The former Irish president Mary McAleese has opened up about how her younger brother was 'seriously, physically and sadistically abused' by a deceased Catholic priest who is at the centre of recent revelations in Northern Ireland.
Speaking on the Sean O'Rourke show on RTE Radio One, McAleese said: 'My youngest brother, my baby brother, was seriously, physically and sadistically abused by Malachy Finnegan.
'My mother, almost 90 years of age, had to discover that from an article in the Belfast Telegraph three weeks ago. Four of my five brothers went to that school.'
McAleese has called for a full inquiry into Finnegan, who was president of St Colman's College in Newry between 1976 and 1987, and into those who surrounded him.
Some 12 allegations of abuse were made against Finnegan between 1994 and 2016, before and after the priest died in 2002.
McAleese said that her brother is now 50 and it was only months ago that the family found out about the years of abuse.
'What frightens me is that we only find this out all these decades later, I'm the oldest of nine children and I always said my brothers could tell me anything but he didn't because the culture of silence was so oppressive and these children were so frightened,' McAleese said.
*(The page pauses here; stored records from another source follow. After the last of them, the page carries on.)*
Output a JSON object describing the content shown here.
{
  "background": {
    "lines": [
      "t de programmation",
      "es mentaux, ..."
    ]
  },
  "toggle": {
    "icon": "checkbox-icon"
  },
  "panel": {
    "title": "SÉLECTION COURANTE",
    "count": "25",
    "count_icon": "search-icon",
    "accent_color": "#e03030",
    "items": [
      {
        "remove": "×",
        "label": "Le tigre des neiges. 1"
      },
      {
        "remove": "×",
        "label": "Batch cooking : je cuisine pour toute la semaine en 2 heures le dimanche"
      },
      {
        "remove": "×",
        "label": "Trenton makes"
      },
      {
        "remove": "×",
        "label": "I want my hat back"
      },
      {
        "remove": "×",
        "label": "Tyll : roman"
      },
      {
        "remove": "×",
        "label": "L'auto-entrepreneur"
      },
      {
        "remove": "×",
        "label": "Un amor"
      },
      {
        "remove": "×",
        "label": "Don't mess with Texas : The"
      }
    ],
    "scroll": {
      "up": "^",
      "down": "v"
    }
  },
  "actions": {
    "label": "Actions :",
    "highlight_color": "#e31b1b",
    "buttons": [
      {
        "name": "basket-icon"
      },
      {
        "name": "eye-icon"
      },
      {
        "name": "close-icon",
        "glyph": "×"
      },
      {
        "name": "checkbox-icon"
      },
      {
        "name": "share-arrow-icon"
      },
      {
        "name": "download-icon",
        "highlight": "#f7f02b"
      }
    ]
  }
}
'There are huge questions to be answered by all the people who were involved at a senior level in that school and in the diocese about what they knew and when they knew it.
'It shouts for an inquiry really and I think an independent inquiry is warranted.'
Earlier, Christian Today reported on how the incumbent parish priest in the Clonduff parish in the village of Hilltown, County Down has received threats telling him to 'get out of town' following publicity about Finnegan, who was a predecessor in the parish.
Fr Charles Byrne made the revelations to parishioners during mass yesterday.
Byrne, who reportedly received two rounds of applause when he spoke to the congregation, did not reveal the exact contents of the letter that he received but said they were 'abusive'.
Earlier this month, the bishop of Dromore, Dr John McAreavey, resigned over his handling of the scandal.
Byrne said that he had passed the letter on to his solicitor, who has reported the threats to the police.
The Belfast Telegraph reported that victims say the parochial house in Hilltown was used as a place for the abuse of children by Finnegan, who was at one time the parish priest, and that it is understood that clerics no longer use the property for overnight stays.
McAreavey officiated at Finnegan's requiem mass in early 2002, despite reportedly being aware of serious abuse allegations.
McAreavey, who was appointed bishop of the diocese of Dromore in 1999, said his predecessor's failure to make a public statement on Finnegan's abuse was a 'gross error' and admitted that when he took up the position he allowed those arrangements to stand.
There is no suggestion that Byrne – described as a 'decent, simple, country parish priest' by one source who knows him – is in any way involved in the scandal.
Christian Today has attempted to contact Fr Byrne.